Managed Care Plans Perk Up
Despite Washington’s success, no other state appears to have followed its lead. In fact, Arizona and California may seek permission to raise copays for non-emergent ED visits above federal limits.
But if states are not enacting measures like Washington’s, some Medicaid managed care plans and clinics are.
The 70,000-member Home State Health Plan in the St. Louis area uses claims data to identify frequent ED users and then arranges primary care appointments for them, either by telephone or in-person visits with patients.
It also uses a hotline staffed by nurses who can help determine if the patient needs to go to the ED or elsewhere. The nurses can make primary care appointments for the patients while they are still on the line. Bernard Shore, medical director of Home State, said that in its first year, the plan reduced emergency department visits by 9.5 percent.
The Oak Street Health clinics in Chicago, which serve mostly Medicaid and Medicare beneficiaries, employ a similar approach. The clinics keep physician caseloads relatively low to enhance the relationships between doctor and patients. They operate an around-the-clock hotline that helps patients make next-day appointments. They also provide transportation for those in need.
As a result, Oak Street has cut total hospital admissions among its patients by up to 50 percent, which reflects a drop in ED use since more than three-quarters of unscheduled hospitalizations come through the emergency department, according to ACEP.

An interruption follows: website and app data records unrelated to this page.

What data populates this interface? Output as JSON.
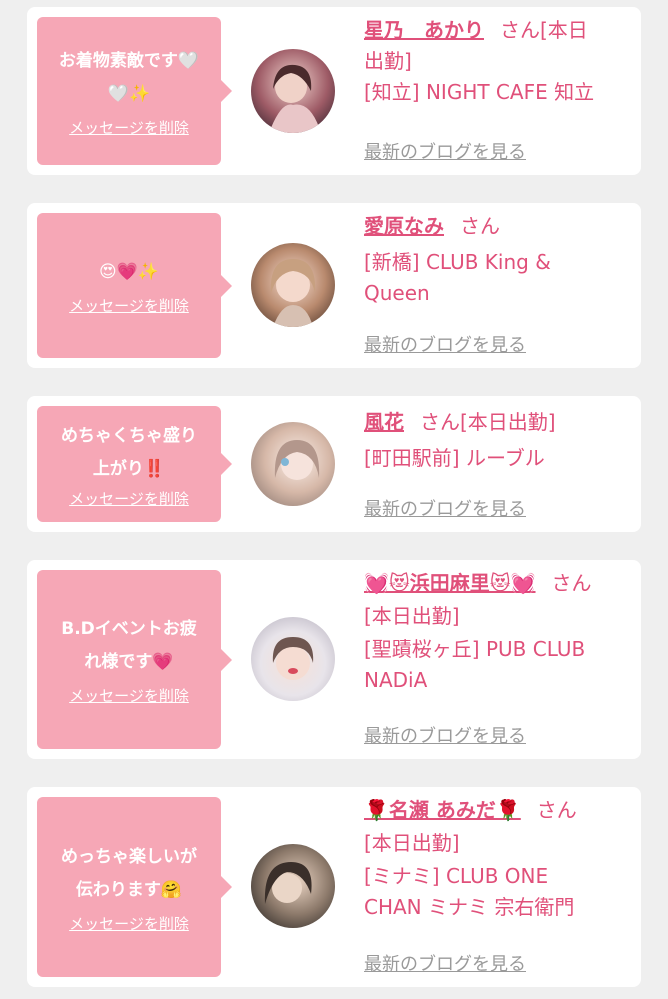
{
  "delete_label": "メッセージを削除",
  "blog_label": "最新のブログを見る",
  "colors": {
    "accent": "#e0507a",
    "bubble": "#f6a7b6",
    "background": "#efefef"
  },
  "messages": [
    {
      "text_lines": [
        "お着物素敵です🤍",
        "🤍✨"
      ],
      "name": "星乃　あかり",
      "san": "さん",
      "detail_lines": [
        "[本日",
        "出勤]",
        "[知立] NIGHT CAFE 知立"
      ],
      "avatar_icon": "woman-photo-avatar-icon"
    },
    {
      "text_lines": [
        "😍💗✨"
      ],
      "name": "愛原なみ",
      "san": "さん",
      "detail_lines": [
        "",
        "[新橋] CLUB King &",
        "Queen"
      ],
      "avatar_icon": "woman-photo-avatar-icon"
    },
    {
      "text_lines": [
        "めちゃくちゃ盛り",
        "上がり‼️"
      ],
      "name": "風花",
      "san": "さん",
      "detail_lines": [
        "[本日出勤]",
        "[町田駅前] ルーブル"
      ],
      "avatar_icon": "woman-photo-avatar-icon"
    },
    {
      "text_lines": [
        "B.Dイベントお疲",
        "れ様です💗"
      ],
      "name": "💓😻浜田麻里😻💓",
      "san": "さん",
      "detail_lines": [
        "[本日出勤]",
        "[聖蹟桜ヶ丘] PUB CLUB",
        "NADiA"
      ],
      "avatar_icon": "woman-photo-avatar-icon"
    },
    {
      "text_lines": [
        "めっちゃ楽しいが",
        "伝わります🤗"
      ],
      "name": "🌹名瀬 あみだ🌹",
      "san": "さん",
      "detail_lines": [
        "[本日出勤]",
        "[ミナミ] CLUB ONE",
        "CHAN ミナミ 宗右衛門"
      ],
      "avatar_icon": "woman-photo-avatar-icon"
    }
  ]
}
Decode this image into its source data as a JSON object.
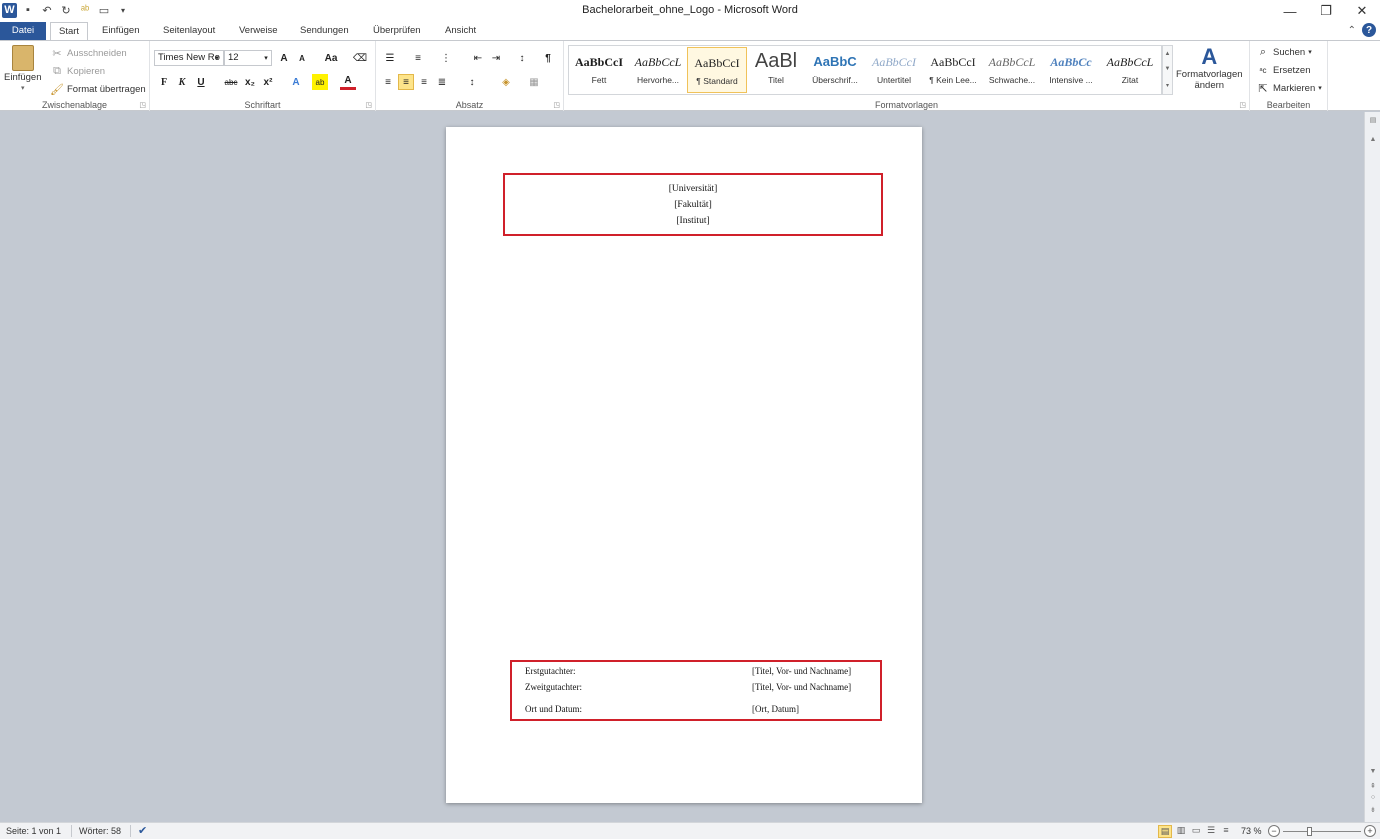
{
  "window": {
    "title": "Bachelorarbeit_ohne_Logo  -  Microsoft Word",
    "minimize": "—",
    "restore": "❐",
    "close": "✕"
  },
  "tabs": {
    "file": "Datei",
    "items": [
      "Start",
      "Einfügen",
      "Seitenlayout",
      "Verweise",
      "Sendungen",
      "Überprüfen",
      "Ansicht"
    ],
    "active": "Start"
  },
  "clipboard": {
    "paste": "Einfügen",
    "cut": "Ausschneiden",
    "copy": "Kopieren",
    "format_painter": "Format übertragen",
    "label": "Zwischenablage"
  },
  "font": {
    "name": "Times New Ro",
    "size": "12",
    "grow": "A",
    "shrink": "A",
    "case": "Aa",
    "bold": "F",
    "italic": "K",
    "underline": "U",
    "strike": "abc",
    "subscript": "x₂",
    "superscript": "x²",
    "label": "Schriftart"
  },
  "paragraph": {
    "label": "Absatz",
    "pilcrow": "¶"
  },
  "styles": {
    "label": "Formatvorlagen",
    "items": [
      {
        "preview": "AaBbCcI",
        "name": "Fett"
      },
      {
        "preview": "AaBbCcL",
        "name": "Hervorhe..."
      },
      {
        "preview": "AaBbCcI",
        "name": "¶ Standard"
      },
      {
        "preview": "AaBl",
        "name": "Titel"
      },
      {
        "preview": "AaBbC",
        "name": "Überschrif..."
      },
      {
        "preview": "AaBbCcI",
        "name": "Untertitel"
      },
      {
        "preview": "AaBbCcI",
        "name": "¶ Kein Lee..."
      },
      {
        "preview": "AaBbCcL",
        "name": "Schwache..."
      },
      {
        "preview": "AaBbCc",
        "name": "Intensive ..."
      },
      {
        "preview": "AaBbCcL",
        "name": "Zitat"
      }
    ],
    "current": "¶ Standard",
    "change_line1": "Formatvorlagen",
    "change_line2": "ändern"
  },
  "editing": {
    "label": "Bearbeiten",
    "find": "Suchen",
    "replace": "Ersetzen",
    "select": "Markieren"
  },
  "document": {
    "header_lines": [
      "[Universität]",
      "[Fakultät]",
      "[Institut]"
    ],
    "rows": [
      {
        "label": "Erstgutachter:",
        "value": "[Titel, Vor- und Nachname]"
      },
      {
        "label": "Zweitgutachter:",
        "value": "[Titel, Vor- und Nachname]"
      },
      {
        "label": "Ort und Datum:",
        "value": "[Ort, Datum]"
      }
    ]
  },
  "status": {
    "page": "Seite: 1 von 1",
    "words": "Wörter: 58",
    "zoom": "73 %",
    "zoom_level": 0.73
  },
  "colors": {
    "accent": "#2b579a",
    "highlight": "#fde48a",
    "box_border": "#d0202a"
  }
}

Another example is an initiative by the Milwaukee Health Care Partnership, an organization comprising local and state government, medical providers and hospitals. Here too, EDs identify Medicaid beneficiaries and the uninsured who are frequent users, share the information with each other, and make primary care appointments for those patients. The initiative seeks to make personal contact with those identified to make sure they make their primary care appointments and also to educate them about proper use of the ED. Finally, the sharing information enables primary care providers to learn when their patients have visited any of the emergency rooms in the area.
Betty Ragalie, director of emergency department care coordination, said the strategy resulted in a 44 percent reduction in the number of visits to the ED among those who had been connected to primary care and made a first appointment.
James Adams, chairman of the Department of Emergency Medicine at Northwestern University Feinberg School of Medicine, is impressed by efforts like these—but he is quick to put them in historical perspective. He notes that emergency medicine has been a medical specialty since the early 1960s, and even then, there were calls to reduce the use of EDs.“As a society we have complained about high utilization for the last 55 years, and those complaints have never had any impact,” Adams said. “If you track back, you’ll see this over and over. We do the same song and dance and never get to the solutions.”